Shane Wilson tells me he was at the carpark at the start of the Routeburn Track, at The Divide on the Milford Road, on September 26, the day before the 1080 drop. There were 14 or 15 empty vehicles at the carpark. Some would have belonged to daytrippers, and some to people doing the four day tramp.
He saw a couple getting packs out of their vehicle. He asked them if they were walking the Routeburn Track. They were. They were Brits. He asked them if they realized 1080 poison was going to be dropped from the skies the very next day. They were shocked. They had just come from the DoC Office ( and presumably paid their hut fees ), and no staff member had told them about the scheduled poisoning.
The information sent by the Dept of Conservation to Wild Animal Recovery Operations (WARO ) members on 25 September, 2017 states :
“All tracks in the Dart and Routeburn will be closed during the drop. Nearby tracks will also be shut including the Rock Burn and Beans Burn; these closures will be up to 24 hours. Overnight trampers already within the area will be held at huts by DOC staff until operations are complete. People planning to visit these areas are advised to check with a DOC visitor centre prior to their trip”
Well these people did visit a DoC Visitor Centre and were not informed. Also, what right have DoC staff to “HOLD” people at huts ?!!!
PS: Shane had a copy of the DoC letter to WARO operators on his phone, and read it to those British tourists, informing them that they would be ‘held’ at their hut the next day. He says they were stunned.

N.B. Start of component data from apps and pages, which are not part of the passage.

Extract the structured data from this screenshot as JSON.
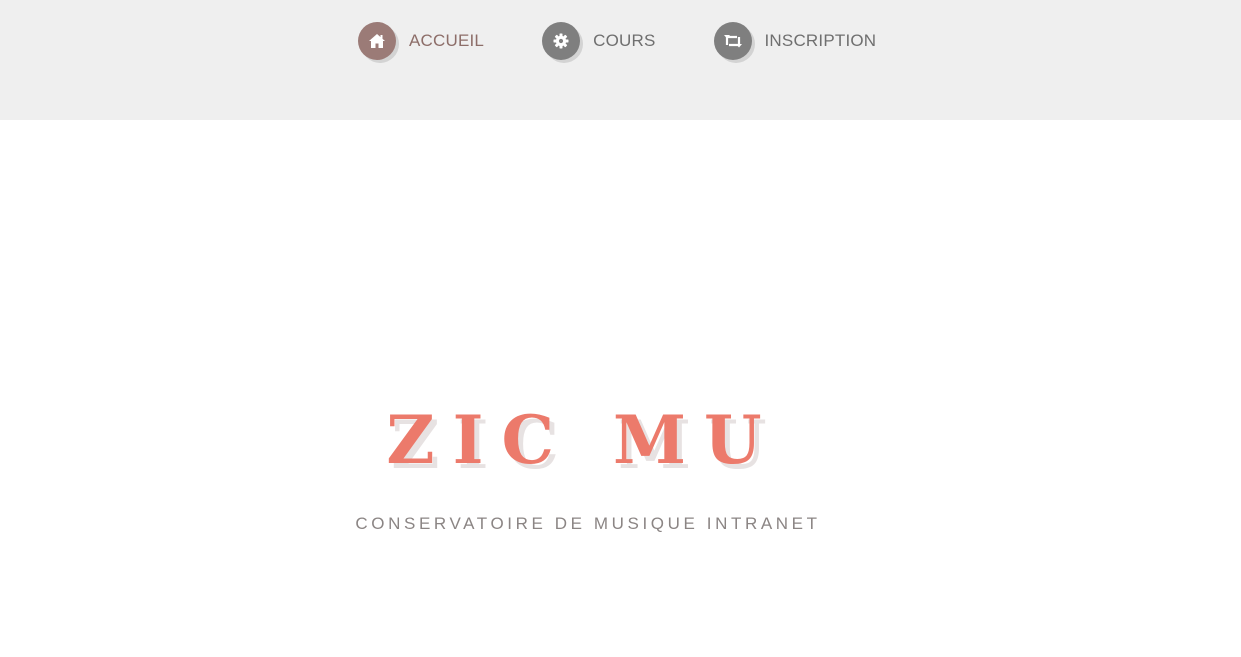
{
  "nav": {
    "items": [
      {
        "label": "ACCUEIL",
        "icon": "home-icon",
        "color": "#9b7b77",
        "active": true
      },
      {
        "label": "COURS",
        "icon": "gear-icon",
        "color": "#7f7f7f",
        "active": false
      },
      {
        "label": "INSCRIPTION",
        "icon": "retweet-icon",
        "color": "#7f7f7f",
        "active": false
      }
    ]
  },
  "hero": {
    "title": "ZIC MU",
    "subtitle": "CONSERVATOIRE DE MUSIQUE INTRANET"
  },
  "colors": {
    "topbar_bg": "#efefef",
    "title_color": "#ec7a6b",
    "subtitle_color": "#8b8584"
  }
}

Please read our 1080 pages for further info on the NZ Government’s practice of regularly slathering NZ with 1080, a poison banned in most other countries. Find links there for other resources on 1080 compiled by Carol Sawyer (including coverage by the Graf Brothers, creators of the must watch doco ‘Poisoning Paradise).